Instructions for the task: What appears in the data must be reproduced exactly.

Data for this exercise:
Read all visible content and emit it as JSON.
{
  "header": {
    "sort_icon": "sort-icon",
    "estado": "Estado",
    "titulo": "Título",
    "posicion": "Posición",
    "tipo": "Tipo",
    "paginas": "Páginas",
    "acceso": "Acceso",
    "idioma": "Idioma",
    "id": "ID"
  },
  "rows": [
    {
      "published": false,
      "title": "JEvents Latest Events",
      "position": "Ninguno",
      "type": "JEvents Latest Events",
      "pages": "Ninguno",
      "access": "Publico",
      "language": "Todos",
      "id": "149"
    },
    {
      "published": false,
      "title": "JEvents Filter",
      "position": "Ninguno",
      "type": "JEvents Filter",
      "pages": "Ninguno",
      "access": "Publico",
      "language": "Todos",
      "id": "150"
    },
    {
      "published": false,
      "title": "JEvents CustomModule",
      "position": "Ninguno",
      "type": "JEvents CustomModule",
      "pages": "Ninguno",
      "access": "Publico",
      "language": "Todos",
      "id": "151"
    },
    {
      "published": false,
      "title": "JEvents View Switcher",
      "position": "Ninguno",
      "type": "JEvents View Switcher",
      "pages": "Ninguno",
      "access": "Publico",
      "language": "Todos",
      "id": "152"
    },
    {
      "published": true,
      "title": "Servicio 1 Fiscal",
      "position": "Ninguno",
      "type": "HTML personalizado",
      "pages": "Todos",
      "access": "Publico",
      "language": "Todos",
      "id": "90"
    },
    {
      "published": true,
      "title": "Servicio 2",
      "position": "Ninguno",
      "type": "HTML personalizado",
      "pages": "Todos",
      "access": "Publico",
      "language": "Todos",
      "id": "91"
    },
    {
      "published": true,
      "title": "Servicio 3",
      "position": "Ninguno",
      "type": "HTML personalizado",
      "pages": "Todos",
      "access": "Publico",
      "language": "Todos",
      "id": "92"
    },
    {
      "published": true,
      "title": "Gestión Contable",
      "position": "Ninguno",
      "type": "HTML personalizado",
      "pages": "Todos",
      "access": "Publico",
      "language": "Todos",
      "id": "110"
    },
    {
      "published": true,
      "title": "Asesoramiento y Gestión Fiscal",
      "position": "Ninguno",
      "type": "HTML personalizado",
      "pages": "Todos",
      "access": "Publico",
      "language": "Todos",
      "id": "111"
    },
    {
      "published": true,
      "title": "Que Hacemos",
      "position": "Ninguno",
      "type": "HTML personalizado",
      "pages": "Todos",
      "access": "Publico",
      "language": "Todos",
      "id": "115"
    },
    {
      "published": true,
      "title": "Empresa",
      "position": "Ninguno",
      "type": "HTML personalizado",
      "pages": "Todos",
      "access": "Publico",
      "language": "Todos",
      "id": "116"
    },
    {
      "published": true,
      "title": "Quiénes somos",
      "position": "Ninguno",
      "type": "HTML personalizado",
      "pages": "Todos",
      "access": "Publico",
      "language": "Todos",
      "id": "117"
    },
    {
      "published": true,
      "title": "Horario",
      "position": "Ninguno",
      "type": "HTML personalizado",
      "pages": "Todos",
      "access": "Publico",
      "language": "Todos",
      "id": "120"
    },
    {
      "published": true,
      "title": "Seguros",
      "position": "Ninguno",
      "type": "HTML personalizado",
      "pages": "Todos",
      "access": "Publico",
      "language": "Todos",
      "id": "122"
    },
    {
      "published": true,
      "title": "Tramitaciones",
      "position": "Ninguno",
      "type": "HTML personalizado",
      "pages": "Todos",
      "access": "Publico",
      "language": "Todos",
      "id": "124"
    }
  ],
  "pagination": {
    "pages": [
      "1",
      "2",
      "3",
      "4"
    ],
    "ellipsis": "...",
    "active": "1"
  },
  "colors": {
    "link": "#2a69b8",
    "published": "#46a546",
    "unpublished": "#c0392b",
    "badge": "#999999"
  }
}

Task answer:
Read all visible content and emit it as JSON.
{
  "header": {
    "sort_icon": "sort-icon",
    "estado": "Estado",
    "titulo": "Título",
    "posicion": "Posición",
    "tipo": "Tipo",
    "paginas": "Páginas",
    "acceso": "Acceso",
    "idioma": "Idioma",
    "id": "ID"
  },
  "rows": [
    {
      "published": false,
      "title": "JEvents Latest Events",
      "position": "Ninguno",
      "type": "JEvents Latest Events",
      "pages": "Ninguno",
      "access": "Publico",
      "language": "Todos",
      "id": "149"
    },
    {
      "published": false,
      "title": "JEvents Filter",
      "position": "Ninguno",
      "type": "JEvents Filter",
      "pages": "Ninguno",
      "access": "Publico",
      "language": "Todos",
      "id": "150"
    },
    {
      "published": false,
      "title": "JEvents CustomModule",
      "position": "Ninguno",
      "type": "JEvents CustomModule",
      "pages": "Ninguno",
      "access": "Publico",
      "language": "Todos",
      "id": "151"
    },
    {
      "published": false,
      "title": "JEvents View Switcher",
      "position": "Ninguno",
      "type": "JEvents View Switcher",
      "pages": "Ninguno",
      "access": "Publico",
      "language": "Todos",
      "id": "152"
    },
    {
      "published": true,
      "title": "Servicio 1 Fiscal",
      "position": "Ninguno",
      "type": "HTML personalizado",
      "pages": "Todos",
      "access": "Publico",
      "language": "Todos",
      "id": "90"
    },
    {
      "published": true,
      "title": "Servicio 2",
      "position": "Ninguno",
      "type": "HTML personalizado",
      "pages": "Todos",
      "access": "Publico",
      "language": "Todos",
      "id": "91"
    },
    {
      "published": true,
      "title": "Servicio 3",
      "position": "Ninguno",
      "type": "HTML personalizado",
      "pages": "Todos",
      "access": "Publico",
      "language": "Todos",
      "id": "92"
    },
    {
      "published": true,
      "title": "Gestión Contable",
      "position": "Ninguno",
      "type": "HTML personalizado",
      "pages": "Todos",
      "access": "Publico",
      "language": "Todos",
      "id": "110"
    },
    {
      "published": true,
      "title": "Asesoramiento y Gestión Fiscal",
      "position": "Ninguno",
      "type": "HTML personalizado",
      "pages": "Todos",
      "access": "Publico",
      "language": "Todos",
      "id": "111"
    },
    {
      "published": true,
      "title": "Que Hacemos",
      "position": "Ninguno",
      "type": "HTML personalizado",
      "pages": "Todos",
      "access": "Publico",
      "language": "Todos",
      "id": "115"
    },
    {
      "published": true,
      "title": "Empresa",
      "position": "Ninguno",
      "type": "HTML personalizado",
      "pages": "Todos",
      "access": "Publico",
      "language": "Todos",
      "id": "116"
    },
    {
      "published": true,
      "title": "Quiénes somos",
      "position": "Ninguno",
      "type": "HTML personalizado",
      "pages": "Todos",
      "access": "Publico",
      "language": "Todos",
      "id": "117"
    },
    {
      "published": true,
      "title": "Horario",
      "position": "Ninguno",
      "type": "HTML personalizado",
      "pages": "Todos",
      "access": "Publico",
      "language": "Todos",
      "id": "120"
    },
    {
      "published": true,
      "title": "Seguros",
      "position": "Ninguno",
      "type": "HTML personalizado",
      "pages": "Todos",
      "access": "Publico",
      "language": "Todos",
      "id": "122"
    },
    {
      "published": true,
      "title": "Tramitaciones",
      "position": "Ninguno",
      "type": "HTML personalizado",
      "pages": "Todos",
      "access": "Publico",
      "language": "Todos",
      "id": "124"
    }
  ],
  "pagination": {
    "pages": [
      "1",
      "2",
      "3",
      "4"
    ],
    "ellipsis": "...",
    "active": "1"
  },
  "colors": {
    "link": "#2a69b8",
    "published": "#46a546",
    "unpublished": "#c0392b",
    "badge": "#999999"
  }
}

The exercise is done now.